### YOUR GOAL
Please filter the entries for the word "LeetCoding" and copy every line that has it.

====

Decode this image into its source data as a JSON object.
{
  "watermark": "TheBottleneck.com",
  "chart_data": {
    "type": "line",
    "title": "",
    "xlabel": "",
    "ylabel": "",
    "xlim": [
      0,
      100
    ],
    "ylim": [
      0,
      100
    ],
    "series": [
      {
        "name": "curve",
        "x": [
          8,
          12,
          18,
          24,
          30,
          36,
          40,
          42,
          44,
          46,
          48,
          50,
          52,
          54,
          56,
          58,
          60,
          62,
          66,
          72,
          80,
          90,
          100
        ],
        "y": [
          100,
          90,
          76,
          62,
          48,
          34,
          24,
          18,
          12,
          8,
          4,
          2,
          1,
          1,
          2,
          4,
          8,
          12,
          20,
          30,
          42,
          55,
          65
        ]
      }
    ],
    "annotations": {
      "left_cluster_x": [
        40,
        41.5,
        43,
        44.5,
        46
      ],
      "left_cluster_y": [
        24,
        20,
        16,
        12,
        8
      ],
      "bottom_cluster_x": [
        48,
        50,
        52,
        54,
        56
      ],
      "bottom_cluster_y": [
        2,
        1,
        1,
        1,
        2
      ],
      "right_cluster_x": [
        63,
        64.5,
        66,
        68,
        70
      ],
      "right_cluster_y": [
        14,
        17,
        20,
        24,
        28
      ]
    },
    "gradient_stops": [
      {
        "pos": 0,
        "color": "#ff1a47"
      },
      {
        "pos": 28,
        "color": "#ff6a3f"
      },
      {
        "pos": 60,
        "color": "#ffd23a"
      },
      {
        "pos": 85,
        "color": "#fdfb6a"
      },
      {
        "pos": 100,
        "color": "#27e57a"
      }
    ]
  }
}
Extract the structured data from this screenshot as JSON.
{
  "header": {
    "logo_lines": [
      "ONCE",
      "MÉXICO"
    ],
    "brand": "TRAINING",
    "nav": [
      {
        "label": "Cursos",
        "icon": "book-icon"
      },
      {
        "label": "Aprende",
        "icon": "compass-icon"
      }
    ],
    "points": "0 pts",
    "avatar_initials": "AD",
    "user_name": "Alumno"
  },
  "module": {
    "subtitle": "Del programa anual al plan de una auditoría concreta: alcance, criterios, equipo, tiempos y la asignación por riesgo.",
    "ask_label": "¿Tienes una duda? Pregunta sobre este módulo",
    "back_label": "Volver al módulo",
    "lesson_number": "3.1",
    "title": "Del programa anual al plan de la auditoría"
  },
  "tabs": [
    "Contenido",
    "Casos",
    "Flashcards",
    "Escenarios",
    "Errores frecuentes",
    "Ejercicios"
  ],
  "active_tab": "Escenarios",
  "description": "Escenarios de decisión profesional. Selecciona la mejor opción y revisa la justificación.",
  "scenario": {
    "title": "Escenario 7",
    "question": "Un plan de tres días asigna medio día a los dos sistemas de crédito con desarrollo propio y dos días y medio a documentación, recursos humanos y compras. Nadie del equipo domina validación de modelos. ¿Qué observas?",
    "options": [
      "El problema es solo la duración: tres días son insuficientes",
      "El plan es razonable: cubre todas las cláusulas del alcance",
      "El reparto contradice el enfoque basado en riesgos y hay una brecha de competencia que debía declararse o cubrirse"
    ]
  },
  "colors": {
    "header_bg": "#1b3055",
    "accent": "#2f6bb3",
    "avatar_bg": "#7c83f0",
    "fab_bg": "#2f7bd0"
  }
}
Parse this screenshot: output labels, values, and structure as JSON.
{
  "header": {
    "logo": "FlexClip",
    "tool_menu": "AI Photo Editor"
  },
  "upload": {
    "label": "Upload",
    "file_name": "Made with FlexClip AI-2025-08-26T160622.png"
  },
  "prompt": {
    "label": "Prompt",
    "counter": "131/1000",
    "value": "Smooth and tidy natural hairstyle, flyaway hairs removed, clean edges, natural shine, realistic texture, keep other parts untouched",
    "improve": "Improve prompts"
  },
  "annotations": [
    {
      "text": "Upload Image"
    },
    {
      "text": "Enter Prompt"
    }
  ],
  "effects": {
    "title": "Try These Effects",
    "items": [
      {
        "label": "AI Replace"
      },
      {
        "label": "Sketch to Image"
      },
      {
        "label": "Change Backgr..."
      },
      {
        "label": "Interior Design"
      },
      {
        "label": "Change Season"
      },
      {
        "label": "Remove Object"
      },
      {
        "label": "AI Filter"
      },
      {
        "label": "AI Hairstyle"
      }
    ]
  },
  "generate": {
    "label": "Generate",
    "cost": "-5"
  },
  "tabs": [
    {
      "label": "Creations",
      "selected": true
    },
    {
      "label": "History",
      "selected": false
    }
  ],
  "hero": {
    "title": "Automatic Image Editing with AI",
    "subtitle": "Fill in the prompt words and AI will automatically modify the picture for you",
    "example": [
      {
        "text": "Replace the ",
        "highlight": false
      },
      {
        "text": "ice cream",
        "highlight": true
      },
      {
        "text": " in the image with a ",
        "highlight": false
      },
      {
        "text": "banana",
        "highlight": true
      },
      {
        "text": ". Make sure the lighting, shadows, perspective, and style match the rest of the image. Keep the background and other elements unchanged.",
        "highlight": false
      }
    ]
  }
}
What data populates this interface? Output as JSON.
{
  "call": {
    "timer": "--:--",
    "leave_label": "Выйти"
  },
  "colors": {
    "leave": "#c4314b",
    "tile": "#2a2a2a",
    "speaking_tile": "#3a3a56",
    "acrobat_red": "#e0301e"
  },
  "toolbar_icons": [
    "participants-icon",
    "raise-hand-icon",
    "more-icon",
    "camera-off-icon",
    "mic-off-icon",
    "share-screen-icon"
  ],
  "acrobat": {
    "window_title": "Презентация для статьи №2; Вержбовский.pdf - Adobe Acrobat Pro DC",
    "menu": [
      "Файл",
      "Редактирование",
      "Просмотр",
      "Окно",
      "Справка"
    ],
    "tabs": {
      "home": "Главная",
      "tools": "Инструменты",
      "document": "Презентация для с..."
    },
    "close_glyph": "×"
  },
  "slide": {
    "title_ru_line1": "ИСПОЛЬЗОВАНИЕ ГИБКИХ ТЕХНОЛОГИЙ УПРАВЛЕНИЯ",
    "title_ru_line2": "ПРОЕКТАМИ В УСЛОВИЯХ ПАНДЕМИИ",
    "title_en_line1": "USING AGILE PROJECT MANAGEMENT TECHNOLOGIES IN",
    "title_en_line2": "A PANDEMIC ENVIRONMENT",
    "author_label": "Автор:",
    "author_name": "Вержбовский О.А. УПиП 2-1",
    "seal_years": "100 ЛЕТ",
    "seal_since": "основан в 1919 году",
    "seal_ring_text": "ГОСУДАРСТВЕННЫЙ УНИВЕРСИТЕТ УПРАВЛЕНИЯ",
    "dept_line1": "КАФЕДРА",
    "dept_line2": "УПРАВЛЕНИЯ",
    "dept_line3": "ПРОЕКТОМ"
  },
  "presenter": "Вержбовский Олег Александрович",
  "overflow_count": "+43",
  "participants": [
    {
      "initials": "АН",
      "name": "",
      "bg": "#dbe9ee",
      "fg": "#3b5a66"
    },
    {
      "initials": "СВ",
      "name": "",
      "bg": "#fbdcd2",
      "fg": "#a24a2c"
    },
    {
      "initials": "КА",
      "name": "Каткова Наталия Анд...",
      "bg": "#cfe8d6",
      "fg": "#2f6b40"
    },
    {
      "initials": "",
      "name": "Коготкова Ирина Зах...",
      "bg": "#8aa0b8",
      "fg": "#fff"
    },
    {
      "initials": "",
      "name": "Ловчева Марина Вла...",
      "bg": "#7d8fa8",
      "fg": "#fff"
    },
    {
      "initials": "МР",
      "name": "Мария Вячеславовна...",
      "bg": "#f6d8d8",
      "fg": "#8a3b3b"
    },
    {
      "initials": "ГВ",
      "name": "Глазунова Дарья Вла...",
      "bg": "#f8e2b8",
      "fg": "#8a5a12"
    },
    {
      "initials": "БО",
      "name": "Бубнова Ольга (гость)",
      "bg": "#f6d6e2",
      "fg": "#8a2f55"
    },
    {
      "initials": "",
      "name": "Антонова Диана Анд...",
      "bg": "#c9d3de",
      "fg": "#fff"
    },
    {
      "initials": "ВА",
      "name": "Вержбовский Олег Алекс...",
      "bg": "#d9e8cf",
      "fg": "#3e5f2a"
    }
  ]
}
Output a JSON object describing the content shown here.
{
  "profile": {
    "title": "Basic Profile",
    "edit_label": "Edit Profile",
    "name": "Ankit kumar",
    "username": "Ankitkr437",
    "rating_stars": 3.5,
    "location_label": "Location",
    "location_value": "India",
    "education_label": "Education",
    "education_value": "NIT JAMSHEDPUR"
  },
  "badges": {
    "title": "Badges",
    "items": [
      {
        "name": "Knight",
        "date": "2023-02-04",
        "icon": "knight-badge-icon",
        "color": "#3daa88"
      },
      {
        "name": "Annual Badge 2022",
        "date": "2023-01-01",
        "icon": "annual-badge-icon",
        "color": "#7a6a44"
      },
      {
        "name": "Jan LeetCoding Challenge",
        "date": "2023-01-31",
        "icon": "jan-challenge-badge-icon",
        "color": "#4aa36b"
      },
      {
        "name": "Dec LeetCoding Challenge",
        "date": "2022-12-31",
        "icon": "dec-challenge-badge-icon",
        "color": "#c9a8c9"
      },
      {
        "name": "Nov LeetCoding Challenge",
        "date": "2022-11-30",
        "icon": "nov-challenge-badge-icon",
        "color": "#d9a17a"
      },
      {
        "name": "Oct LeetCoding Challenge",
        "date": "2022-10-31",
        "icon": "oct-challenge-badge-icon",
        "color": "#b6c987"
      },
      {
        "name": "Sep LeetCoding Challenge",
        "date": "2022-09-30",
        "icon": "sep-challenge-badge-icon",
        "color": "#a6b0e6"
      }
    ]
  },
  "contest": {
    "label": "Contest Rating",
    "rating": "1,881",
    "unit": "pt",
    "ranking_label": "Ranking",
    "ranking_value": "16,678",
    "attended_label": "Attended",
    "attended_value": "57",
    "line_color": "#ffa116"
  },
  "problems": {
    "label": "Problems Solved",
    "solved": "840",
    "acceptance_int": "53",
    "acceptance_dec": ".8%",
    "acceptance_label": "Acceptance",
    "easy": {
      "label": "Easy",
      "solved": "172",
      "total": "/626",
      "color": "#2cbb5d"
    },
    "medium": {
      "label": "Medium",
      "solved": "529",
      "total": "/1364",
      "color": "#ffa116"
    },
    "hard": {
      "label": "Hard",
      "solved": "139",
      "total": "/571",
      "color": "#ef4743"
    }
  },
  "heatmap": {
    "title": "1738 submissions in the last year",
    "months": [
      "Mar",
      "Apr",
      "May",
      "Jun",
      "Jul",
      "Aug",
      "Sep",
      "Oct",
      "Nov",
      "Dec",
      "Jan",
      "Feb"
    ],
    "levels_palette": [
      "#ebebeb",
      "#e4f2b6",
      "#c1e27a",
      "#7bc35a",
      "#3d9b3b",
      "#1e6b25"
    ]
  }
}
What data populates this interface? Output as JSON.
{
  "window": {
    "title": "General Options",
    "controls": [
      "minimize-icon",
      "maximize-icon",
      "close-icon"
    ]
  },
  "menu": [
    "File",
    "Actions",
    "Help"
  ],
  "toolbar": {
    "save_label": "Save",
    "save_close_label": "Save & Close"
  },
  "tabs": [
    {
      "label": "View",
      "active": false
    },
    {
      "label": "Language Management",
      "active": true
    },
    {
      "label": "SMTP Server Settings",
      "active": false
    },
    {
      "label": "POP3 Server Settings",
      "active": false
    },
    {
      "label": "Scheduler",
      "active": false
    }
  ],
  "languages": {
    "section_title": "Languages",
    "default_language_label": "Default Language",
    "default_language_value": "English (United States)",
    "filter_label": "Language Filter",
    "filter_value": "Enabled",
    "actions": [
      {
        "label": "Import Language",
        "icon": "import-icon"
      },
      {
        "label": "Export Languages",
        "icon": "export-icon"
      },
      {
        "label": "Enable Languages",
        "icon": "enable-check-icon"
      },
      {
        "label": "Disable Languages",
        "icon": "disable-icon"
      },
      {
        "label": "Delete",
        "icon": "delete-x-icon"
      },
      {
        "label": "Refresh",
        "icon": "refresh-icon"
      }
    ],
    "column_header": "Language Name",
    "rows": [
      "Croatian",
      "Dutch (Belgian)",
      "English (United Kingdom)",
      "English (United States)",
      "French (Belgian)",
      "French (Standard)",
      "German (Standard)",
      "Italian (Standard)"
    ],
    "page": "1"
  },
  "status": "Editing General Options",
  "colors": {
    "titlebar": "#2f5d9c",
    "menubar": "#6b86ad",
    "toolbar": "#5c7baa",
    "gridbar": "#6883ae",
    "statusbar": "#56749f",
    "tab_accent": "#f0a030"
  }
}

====

### SOLUTION FOR THIS PROBLEM
        "name": "Jan LeetCoding Challenge",
        "name": "Dec LeetCoding Challenge",
        "name": "Nov LeetCoding Challenge",
        "name": "Oct LeetCoding Challenge",
        "name": "Sep LeetCoding Challenge",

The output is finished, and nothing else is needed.